At 22:02 UTC on 14 November, the radiometrically-retrieved maximum volcanic ash mass loading value was 1.8 tons per km2, the maximum ash height was 16.8 km, and the maximum ash mass effective radius was 7.81 µm (below).
About an hour later, the volcanic ash plume could be seen on a 23:03 UTC Suomi NPP VIIRS Day/Night Band image, with a maximum 3.74 µm shortwave IR brightness temperature of 46º C at the summit of the volcano (below).
The brown hue of the volcanic ash plume was very evident on Suomi NPP VIIRS true-color Red/Green/Blue (RGB) images from the SSEC RealEarth web map server (below).
The intensity of the Pavlof eruption increased on 15 November, and a well-defined volcanic ash plume could be seen on GOES-15 0.63 µm visible channel images (below; click image to play animation). Pilot reports estimated that the top of the plume was as high as 38,000 feet.
On a comparison of Suomi NPP VIIRS 0.64 µm visible channel and 11.45 µm IR channel images at 22:45 UTC (below), the coldest cloud-top IR brightness temperature value was -55º C.
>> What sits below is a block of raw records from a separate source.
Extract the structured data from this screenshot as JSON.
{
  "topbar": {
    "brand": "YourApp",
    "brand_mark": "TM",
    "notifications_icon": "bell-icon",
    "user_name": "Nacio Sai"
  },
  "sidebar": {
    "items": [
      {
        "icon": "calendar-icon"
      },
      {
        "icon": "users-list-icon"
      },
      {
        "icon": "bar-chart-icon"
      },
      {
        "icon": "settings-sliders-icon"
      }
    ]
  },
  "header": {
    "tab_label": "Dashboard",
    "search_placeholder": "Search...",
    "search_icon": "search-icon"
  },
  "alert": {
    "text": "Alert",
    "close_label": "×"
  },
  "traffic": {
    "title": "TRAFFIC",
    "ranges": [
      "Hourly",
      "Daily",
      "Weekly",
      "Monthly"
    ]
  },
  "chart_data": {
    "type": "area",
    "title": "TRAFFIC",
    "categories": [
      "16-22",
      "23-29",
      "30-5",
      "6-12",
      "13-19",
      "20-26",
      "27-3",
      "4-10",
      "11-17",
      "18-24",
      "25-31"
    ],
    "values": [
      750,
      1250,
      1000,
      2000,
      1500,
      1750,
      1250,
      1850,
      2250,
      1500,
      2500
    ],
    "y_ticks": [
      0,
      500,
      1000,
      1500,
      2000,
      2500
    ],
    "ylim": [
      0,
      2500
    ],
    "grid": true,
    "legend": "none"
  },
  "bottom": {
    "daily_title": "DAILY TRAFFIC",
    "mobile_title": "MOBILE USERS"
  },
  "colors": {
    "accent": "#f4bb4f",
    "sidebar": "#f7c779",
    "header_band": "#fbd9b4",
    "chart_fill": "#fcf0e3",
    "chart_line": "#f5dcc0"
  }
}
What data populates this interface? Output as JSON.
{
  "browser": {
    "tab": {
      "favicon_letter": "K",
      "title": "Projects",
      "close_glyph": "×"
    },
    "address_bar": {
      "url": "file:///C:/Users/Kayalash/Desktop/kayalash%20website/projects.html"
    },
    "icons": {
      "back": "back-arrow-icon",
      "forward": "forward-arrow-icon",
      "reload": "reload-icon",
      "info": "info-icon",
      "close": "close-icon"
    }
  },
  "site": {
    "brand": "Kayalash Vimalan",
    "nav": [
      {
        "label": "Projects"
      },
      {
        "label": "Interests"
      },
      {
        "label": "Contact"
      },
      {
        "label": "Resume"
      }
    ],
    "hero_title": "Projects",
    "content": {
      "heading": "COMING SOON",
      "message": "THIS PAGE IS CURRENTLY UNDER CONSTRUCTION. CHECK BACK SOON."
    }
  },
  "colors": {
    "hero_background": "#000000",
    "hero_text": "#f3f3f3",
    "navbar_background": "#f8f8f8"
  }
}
At 22:29 UTC, the CLAVR-x POES AVHRR Cloud Top Temperature product indicated a minimum value of -54º C, with a maximum Cloud Top Height value of 9 km; the -54º C cloud top temperature corresponded to an altitude of around 29,000 feet or 8.7 km on the 16 November/00 UTC Cold Bay AK rawinsonde profile.
A Suomi NPP VIIRS true-color RGB image at 23:04 UTC (below) suggested that the volcanic plume consisted of a dense layer of tan-colored ash, with a layer of mostly ice cloud at the top of the plume.